“I came over here to try to play some more American-style courses, get firmer greens, more rough, and to improve my driving and improve my long game,” Noren said. “So it’s been great.”
PGA champion Justin Thomas, Daniel Berger and Morgan Hoffmann — who all live up the road in Jupiter — opened with a 67. There’s not much of an advantage because hardly anyone plays PGA National the other 51 weeks of the year. It’s a resort that gets plenty of traffic, and conditions aren’t quite the same.
Louis Oosthuizen, the South African who now lives primarily in West Palm Beach, also came out to PGA National a few weeks ago to get a feel for the course. He was just like everyone else that day — carts on paths only. Not everyone can hole a bunker shot on the final hole at No. 9 for a 67. Mackenzie Hughes of Canada shot his 67 with a bogey from a bunker on No. 9.
Woods, in his third PGA Tour event since returning from a fourth back surgery, appears to be making progress.
“One bad hole,” he said. “That’s the way it goes.”
It came on the easiest hole on the course. Woods drove into a fairway bunker on the par-5 third, laid up and put his third shot in a bunker. He barely got it out to the collar, used the edge of his sand wedge to putt it down toward the hole and missed the 3-foot par putt.
He answered with a birdie and made pars the rest of the way.
“I’m trying to get better, more efficient at what I’m doing,” Woods said. “And also I’m actually doing it under the gun, under the pressure of having to hit golf shots, and this golf course is not forgiving whatsoever. I was very happy with the way I hit it today.”
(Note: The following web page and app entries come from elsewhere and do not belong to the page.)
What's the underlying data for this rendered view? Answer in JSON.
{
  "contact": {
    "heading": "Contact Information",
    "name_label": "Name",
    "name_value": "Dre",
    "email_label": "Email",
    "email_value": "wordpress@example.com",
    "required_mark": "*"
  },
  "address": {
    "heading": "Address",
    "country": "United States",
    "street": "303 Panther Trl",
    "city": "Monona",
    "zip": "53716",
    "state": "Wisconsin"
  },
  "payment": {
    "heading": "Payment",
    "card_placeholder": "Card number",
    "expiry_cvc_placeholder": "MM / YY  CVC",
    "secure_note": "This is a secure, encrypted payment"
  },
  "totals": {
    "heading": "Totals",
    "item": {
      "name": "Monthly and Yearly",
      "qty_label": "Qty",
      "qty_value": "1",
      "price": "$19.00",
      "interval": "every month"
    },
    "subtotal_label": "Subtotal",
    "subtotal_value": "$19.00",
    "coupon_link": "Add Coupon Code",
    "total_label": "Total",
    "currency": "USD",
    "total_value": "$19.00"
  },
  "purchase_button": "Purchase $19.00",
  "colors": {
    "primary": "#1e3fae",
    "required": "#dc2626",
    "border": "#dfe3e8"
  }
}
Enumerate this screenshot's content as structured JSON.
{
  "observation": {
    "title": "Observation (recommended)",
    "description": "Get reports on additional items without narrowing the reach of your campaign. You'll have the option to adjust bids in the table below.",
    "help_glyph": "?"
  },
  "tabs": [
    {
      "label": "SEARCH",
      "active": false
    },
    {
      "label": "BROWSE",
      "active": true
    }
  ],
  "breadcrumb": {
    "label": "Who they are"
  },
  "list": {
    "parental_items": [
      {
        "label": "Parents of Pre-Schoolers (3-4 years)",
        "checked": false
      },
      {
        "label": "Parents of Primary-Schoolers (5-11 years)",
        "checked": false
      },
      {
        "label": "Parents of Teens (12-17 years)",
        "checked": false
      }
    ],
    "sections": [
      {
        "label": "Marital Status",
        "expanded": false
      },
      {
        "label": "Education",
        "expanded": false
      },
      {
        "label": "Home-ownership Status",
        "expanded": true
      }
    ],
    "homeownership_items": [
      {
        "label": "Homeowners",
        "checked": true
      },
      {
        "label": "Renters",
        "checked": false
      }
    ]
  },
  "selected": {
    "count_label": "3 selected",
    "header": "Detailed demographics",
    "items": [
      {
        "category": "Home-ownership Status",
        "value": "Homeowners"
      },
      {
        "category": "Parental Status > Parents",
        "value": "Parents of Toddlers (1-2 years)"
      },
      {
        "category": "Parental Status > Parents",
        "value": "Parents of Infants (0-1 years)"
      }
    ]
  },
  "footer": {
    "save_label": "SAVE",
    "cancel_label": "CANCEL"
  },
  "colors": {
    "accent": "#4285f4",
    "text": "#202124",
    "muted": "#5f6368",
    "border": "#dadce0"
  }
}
Woods played with Patton Kizzire, who already has won twice on the PGA Tour season this year. Kizzire had never met Woods until Thursday, and he yanked his opening tee shot into a palmetto bush. No one could find it, so he had to return to the tee to play his third shot. Kizzire covered the 505 yards in three shots, an outstanding bogey considering the two-shot penalty.
Later, he laughed about the moment.
“I was so nervous,” Kizzire said. “I said to Tiger, ‘Why did you have to make me so nervous?’”